DATA FOR THIS EXERCISE START

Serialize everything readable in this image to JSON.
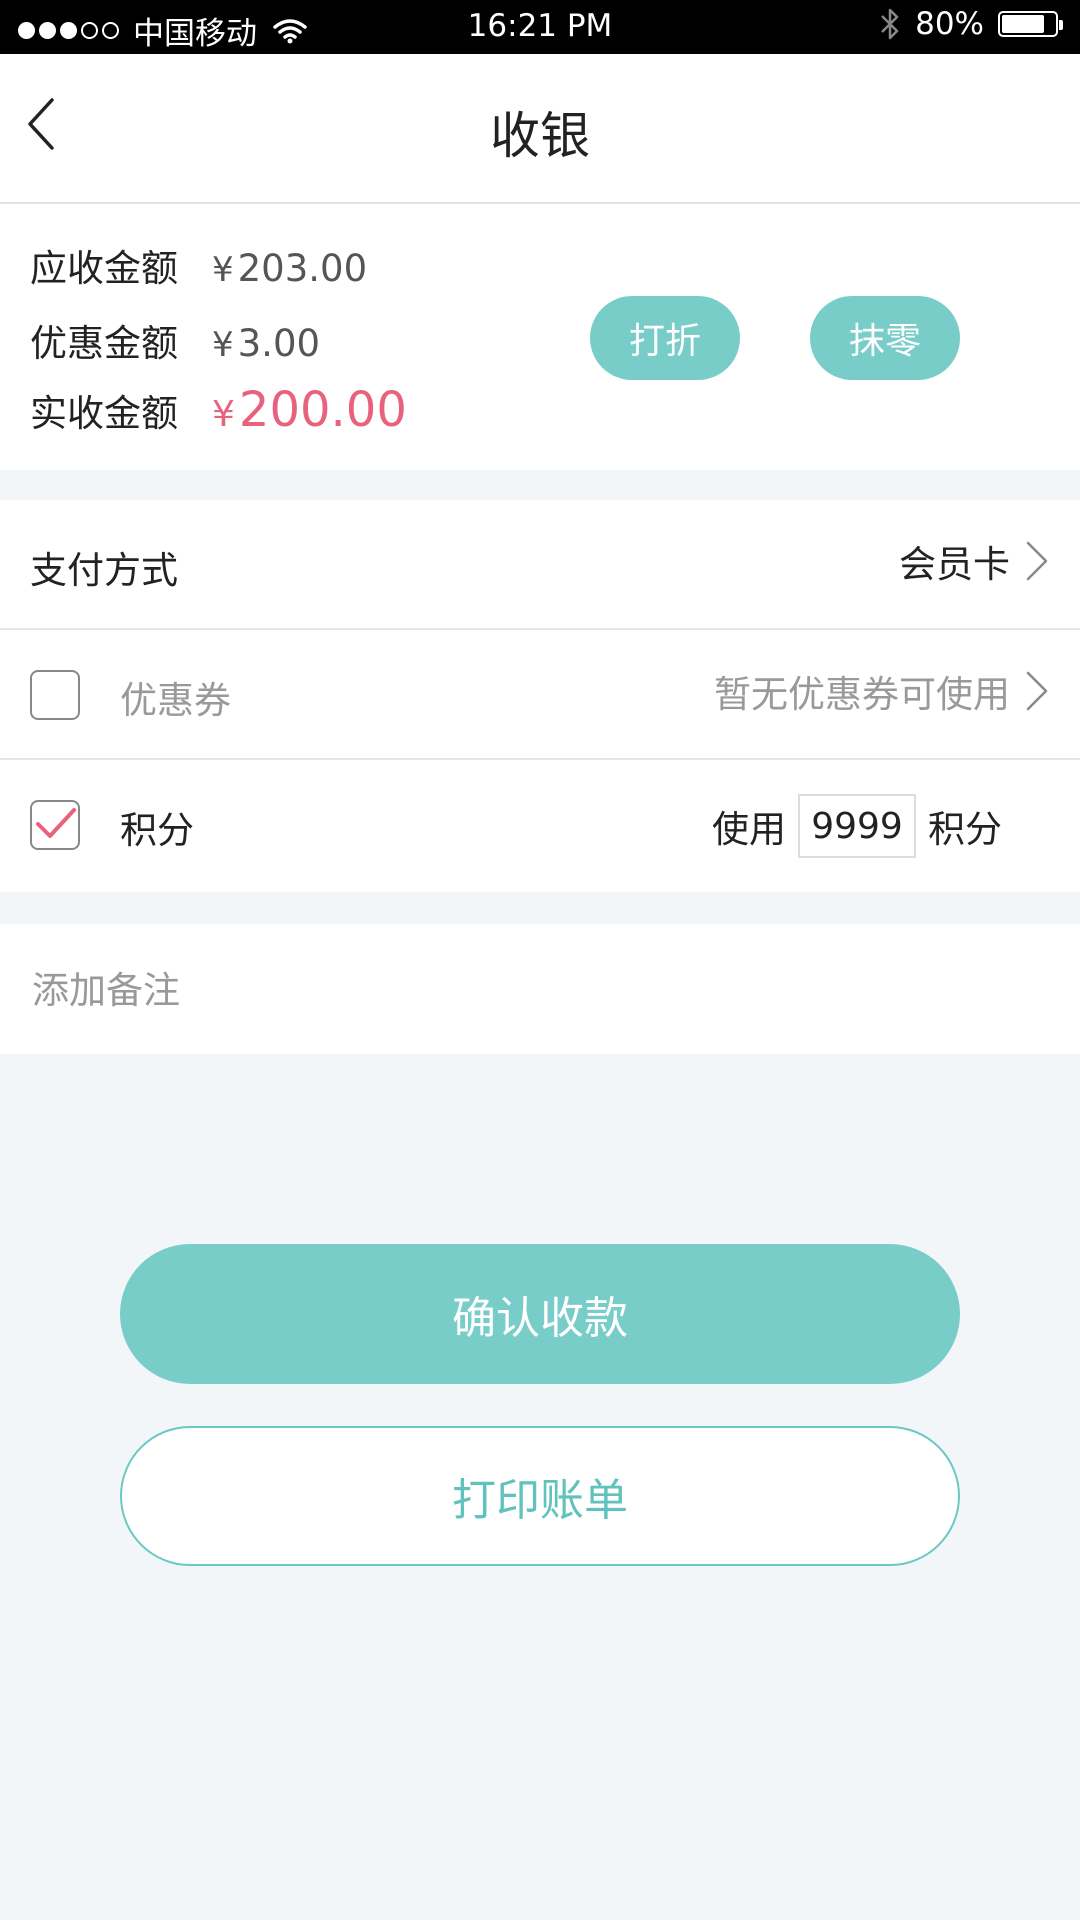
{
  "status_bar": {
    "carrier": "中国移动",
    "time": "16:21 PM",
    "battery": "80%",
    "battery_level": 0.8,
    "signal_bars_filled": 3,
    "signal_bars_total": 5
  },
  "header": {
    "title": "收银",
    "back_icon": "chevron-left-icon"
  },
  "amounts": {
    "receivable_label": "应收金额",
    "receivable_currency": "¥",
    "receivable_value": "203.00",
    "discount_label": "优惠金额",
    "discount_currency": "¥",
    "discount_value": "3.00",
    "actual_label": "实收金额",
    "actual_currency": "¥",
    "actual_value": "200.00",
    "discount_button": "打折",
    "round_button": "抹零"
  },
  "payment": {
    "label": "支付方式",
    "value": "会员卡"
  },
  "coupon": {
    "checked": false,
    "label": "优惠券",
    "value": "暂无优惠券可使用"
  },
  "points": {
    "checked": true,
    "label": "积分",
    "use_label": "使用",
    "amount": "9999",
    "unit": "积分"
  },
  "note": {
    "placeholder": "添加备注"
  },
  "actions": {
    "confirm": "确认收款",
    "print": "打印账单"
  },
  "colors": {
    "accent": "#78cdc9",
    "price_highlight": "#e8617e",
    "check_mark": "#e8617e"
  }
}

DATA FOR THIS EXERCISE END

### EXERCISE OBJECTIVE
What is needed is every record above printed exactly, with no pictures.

### EXPECTED ANSWER
Serialize everything readable in this image to JSON.
{
  "status_bar": {
    "carrier": "中国移动",
    "time": "16:21 PM",
    "battery": "80%",
    "battery_level": 0.8,
    "signal_bars_filled": 3,
    "signal_bars_total": 5
  },
  "header": {
    "title": "收银",
    "back_icon": "chevron-left-icon"
  },
  "amounts": {
    "receivable_label": "应收金额",
    "receivable_currency": "¥",
    "receivable_value": "203.00",
    "discount_label": "优惠金额",
    "discount_currency": "¥",
    "discount_value": "3.00",
    "actual_label": "实收金额",
    "actual_currency": "¥",
    "actual_value": "200.00",
    "discount_button": "打折",
    "round_button": "抹零"
  },
  "payment": {
    "label": "支付方式",
    "value": "会员卡"
  },
  "coupon": {
    "checked": false,
    "label": "优惠券",
    "value": "暂无优惠券可使用"
  },
  "points": {
    "checked": true,
    "label": "积分",
    "use_label": "使用",
    "amount": "9999",
    "unit": "积分"
  },
  "note": {
    "placeholder": "添加备注"
  },
  "actions": {
    "confirm": "确认收款",
    "print": "打印账单"
  },
  "colors": {
    "accent": "#78cdc9",
    "price_highlight": "#e8617e",
    "check_mark": "#e8617e"
  }
}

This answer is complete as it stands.